Ongoing concern over the dangers of smallpox led the General Assembly on January 30, 1798, to prohibit anyone from bringing into Kentucky "the smallpox or any variolous or infectious matter of the said distemper, with a purpose to inoculate any person or persons whatsoever." The penalty for doing so was a one-thousand-pound fine "for every offence so committed." Recognizing, however, that inoculation may "under peculiar circumstances, be not only a prudent, but necessary means of securing those who are unavoidably exposed to the distemper in the natural way," the General Assembly did permit inoculation under close supervision by local magistrates. Inoculations could be given only by those licensed to do so with strict provisions for publicly posted quarantines not only of those inoculated but also of all those who had been exposed to the disease until they could be safely pronounced free of it. Each violation of these provisions was punishable by a fine of forty shillings.

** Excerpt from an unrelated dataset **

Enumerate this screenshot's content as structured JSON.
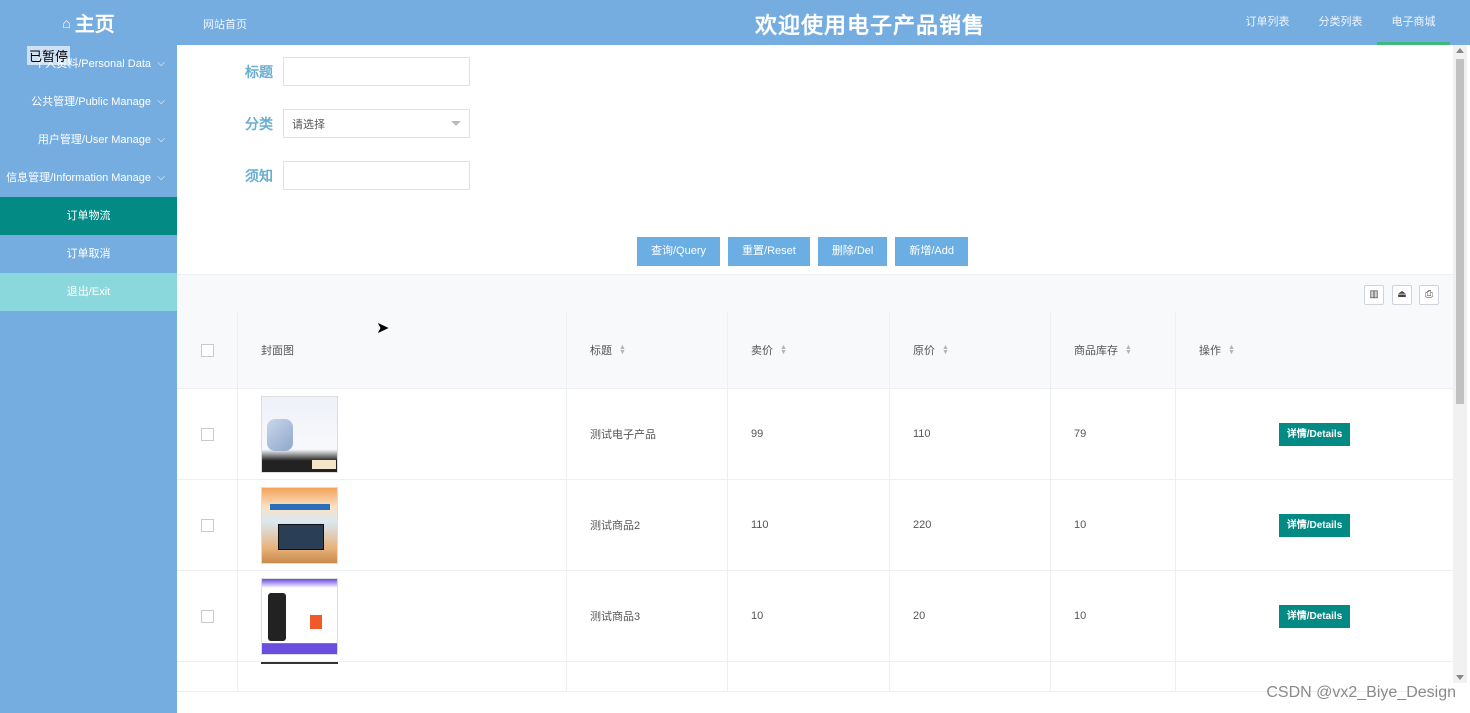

Calk medicine chest. William Calk (1740-1823) journeyed to Kentucky in 1775 and helped survey the first lots at Boonesborough. Later he moved his wife Sarah and their family to a farm on Hinkston Creek near Mt. Sterling. The family maintained a collection of Calk's pioneer materials through the years. This piece is believed to have been originally used by Calk; however other family members used it over the years and replaced bottles and medical tools contained within. Donated by Helen Perkins, Sharon Nesmith, Patricia Waggener, and Caswell Lane, Kentucky Historical Society Collections.